Scientists at the Safar Center found that dogs that were dead for more than a couple of hours couldn't be resuscitated, no matter what they tried. However, adding the oxygen and glucose to the cold saline solution did give them an extra hour to that limit. After some time of experimentation, they increased that to four hours. In pushing the boundaries of those limits, various life-saving procedures could be applied in the event of an emergency. Imagine a soldier that has been torn apart by an explosion - they could be saved if death could be delayed long enough to put them back together.
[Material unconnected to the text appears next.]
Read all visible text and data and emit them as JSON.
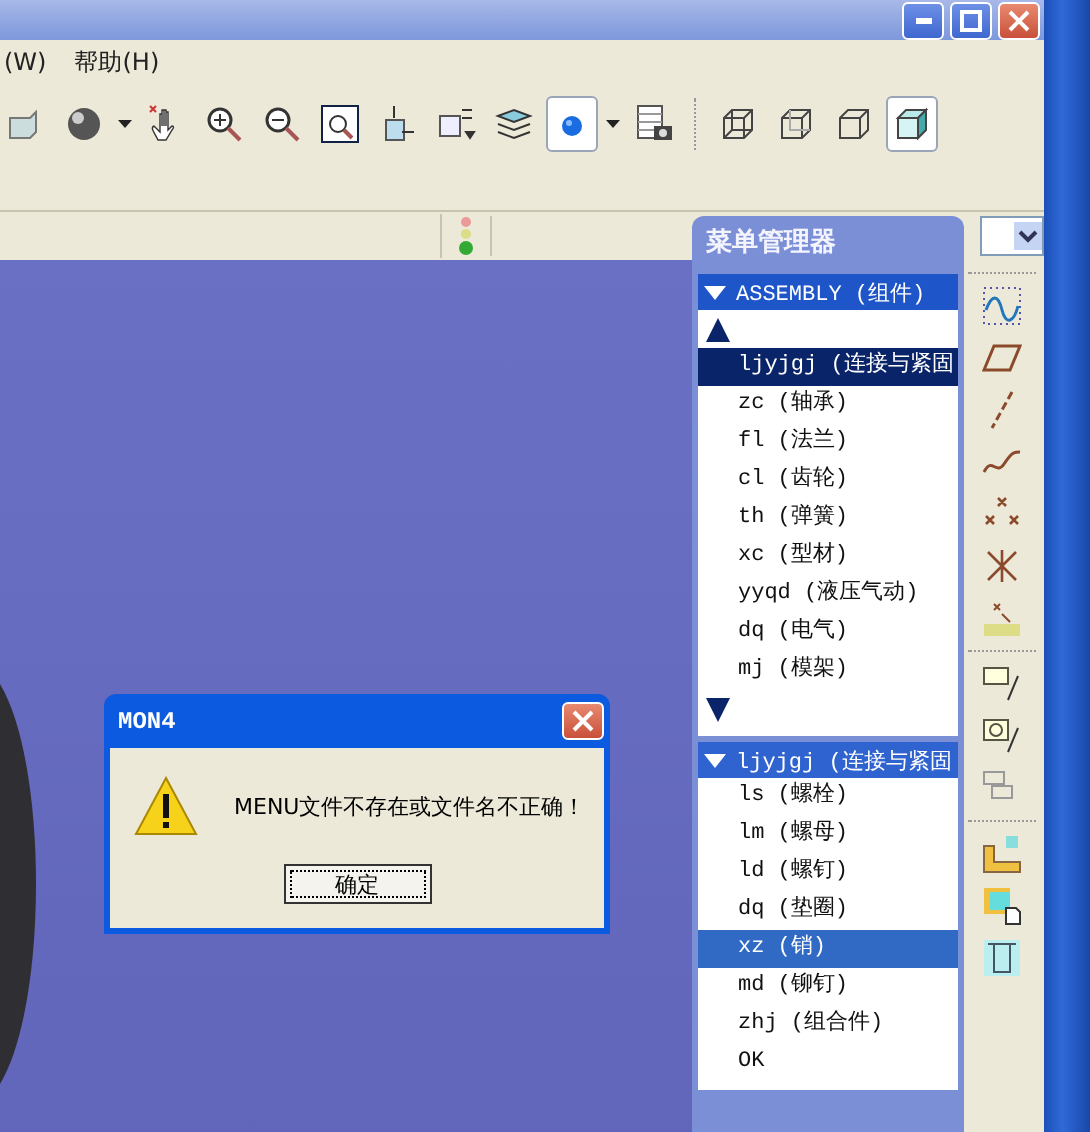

And of course, the scientist filmed it, the footage of which is eerily fascinating and a tad gruesome. But the head not only moved; it also apparently responded to external stimuli. The scientist’s name was Sergei Sergeyevich Brukhonenko, but he wasn’t just some quack. He was a leading researcher at the Research Institute of Experimental Surgery, and helped pioneer open-heart surgery. He used a device he created, which he called an "autojektor," which allowed the severed head to remain alive for another 100 minutes. Being a man of science, this wasn't the first severed dog's head he attempted this experiment on - it is said that he did this on hundreds of dogs.